Dairy economists and others addressed the modernizing and improving the Federal Milk Marketing Order system in a panel discussion during the latest DairyLivestream webinar.
Most in the industry agree changes are needed. But the issues are complex, with a change in one area of the system bringing consequences in another area.
Panelists noted that there’s a lot of thoughtful discussion taking place, and the industry is working toward consensus.
“We’ve got our work cut out for us,” said Mike Brown, dairy supply chain director for Kroger Co.
In addition to updating make allowances for processors and addressing Class I milk pricing and depooling of milk, the panelists gave some insight on what a modern market might look like without federal orders.
“If you’re going to run a truly competitive market, you have to have reliable information.
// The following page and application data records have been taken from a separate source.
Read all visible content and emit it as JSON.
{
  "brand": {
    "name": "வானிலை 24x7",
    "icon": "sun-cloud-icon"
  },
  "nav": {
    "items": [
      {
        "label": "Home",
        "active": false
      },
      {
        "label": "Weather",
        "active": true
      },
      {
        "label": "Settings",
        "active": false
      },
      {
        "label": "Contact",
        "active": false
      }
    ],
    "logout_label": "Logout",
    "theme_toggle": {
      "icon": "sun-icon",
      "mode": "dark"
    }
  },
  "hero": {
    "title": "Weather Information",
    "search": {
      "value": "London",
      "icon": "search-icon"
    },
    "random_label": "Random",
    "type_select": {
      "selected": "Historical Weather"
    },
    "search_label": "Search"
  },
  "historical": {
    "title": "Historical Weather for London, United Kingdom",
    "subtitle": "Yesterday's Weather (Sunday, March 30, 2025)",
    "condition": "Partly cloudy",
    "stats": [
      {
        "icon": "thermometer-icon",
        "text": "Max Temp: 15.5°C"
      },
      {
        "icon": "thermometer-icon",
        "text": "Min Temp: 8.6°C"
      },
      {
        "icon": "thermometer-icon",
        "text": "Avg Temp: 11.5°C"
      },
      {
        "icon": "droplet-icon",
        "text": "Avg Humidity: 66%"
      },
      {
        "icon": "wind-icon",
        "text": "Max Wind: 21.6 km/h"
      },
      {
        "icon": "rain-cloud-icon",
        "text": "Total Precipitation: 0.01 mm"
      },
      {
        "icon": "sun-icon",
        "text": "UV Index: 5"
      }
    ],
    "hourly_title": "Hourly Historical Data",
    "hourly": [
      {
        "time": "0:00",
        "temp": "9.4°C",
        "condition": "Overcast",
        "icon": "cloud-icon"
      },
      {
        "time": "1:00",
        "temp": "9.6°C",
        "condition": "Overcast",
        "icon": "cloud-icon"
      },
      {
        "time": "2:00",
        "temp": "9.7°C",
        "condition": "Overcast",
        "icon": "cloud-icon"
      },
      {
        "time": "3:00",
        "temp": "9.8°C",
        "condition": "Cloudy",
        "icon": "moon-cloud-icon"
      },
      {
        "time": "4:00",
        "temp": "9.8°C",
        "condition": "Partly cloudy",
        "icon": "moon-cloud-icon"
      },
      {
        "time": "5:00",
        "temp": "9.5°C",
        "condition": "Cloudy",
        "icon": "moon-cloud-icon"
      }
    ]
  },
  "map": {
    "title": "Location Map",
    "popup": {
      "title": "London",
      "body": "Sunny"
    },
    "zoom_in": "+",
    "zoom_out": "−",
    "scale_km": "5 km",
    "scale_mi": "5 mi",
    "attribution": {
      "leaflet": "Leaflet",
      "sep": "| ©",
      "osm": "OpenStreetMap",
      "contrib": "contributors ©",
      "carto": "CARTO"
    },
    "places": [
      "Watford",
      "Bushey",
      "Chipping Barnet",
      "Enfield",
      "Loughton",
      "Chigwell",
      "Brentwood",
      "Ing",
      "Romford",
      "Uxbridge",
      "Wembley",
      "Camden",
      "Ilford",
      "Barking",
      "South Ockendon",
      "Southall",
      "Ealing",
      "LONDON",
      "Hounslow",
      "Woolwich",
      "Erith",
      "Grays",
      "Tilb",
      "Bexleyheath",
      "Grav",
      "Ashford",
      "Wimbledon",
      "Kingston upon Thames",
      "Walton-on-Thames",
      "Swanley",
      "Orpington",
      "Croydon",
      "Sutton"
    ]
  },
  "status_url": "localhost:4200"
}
That’s kind of econ theory 101 … and we all know market information is far from perfect,” Brown said during the latest DairyLivestream webinar.
But federal orders provide production levels, breakdowns on milk components and prices for base products through large volume surveys, he said.
“That’s all very, very important … that kind of information needs to continue to happen to have a market that works, in my opinion. How we regulate it is the big discussion,” he said.
Roger Cryan, chief economist for American Farm Bureau Federation, said without federal markets, the dairy industry would look a lot like the broiler industry.
“I think it would be tough for farmers to make their own decisions,” he said.
Federal orders provide support for independent farmers and cooperatives because a pooled plant has to pay the federal order minimum. That takes away the incentive for processors to get involved in managing farm production to minimize costs, he told Capital Press.
“Without that minimum price, broiler integrators can micromanage the growers’ production to minimize unit cost then capture the benefits.,” he said.
So the federal orders do a lot to help dairy farmers be the masters of their own fates, he said.
Mark Stephenson, director of dairy policy analysis at the University of Wisconsin, took some exception to that viewpoint, saying he doesn’t think the industry would immediately go to something that looks just like a broiler industry.
“But I do think that one of the very first things that would happen is that you would find farmers and you would find processors running toward each other to secure contracts for that milk,” he said.
Andy Novakovic, agricultural economist with Cornell University, said “If you’re talking about no regulation, you’re going to look at a lot more vertical integration, a lot less transparency.”
It isn’t necessarily going to be like the poultry industry. It could be farmers going up as they did in the United Kingdom or it could be Kroger going around to farmers and skipping the guy in the middle, he said.
“But it would be a bit wild, wild West out there,” he said.
Stephenson said he tends to agree but thinks there would be intermediate steps.
“The unfortunate thing is those may not be big enough to solve all the problems. But they may be incremental toward relieving some of those problems,” he said.
Brown said the industry could survive a system without regulation, and it’s kind of already going the way of the poultry industry with vertical integration in cooperatives and farms getting bigger and bigger.
“If you’re going to have a system that really provides orderly marketing, it needs to include more milk,” he said, referring to the depooling of milk that causes disruptions.
It also can’t by regulation force a processor into large negative profitability, and it needs to make pooling less onerous, he said.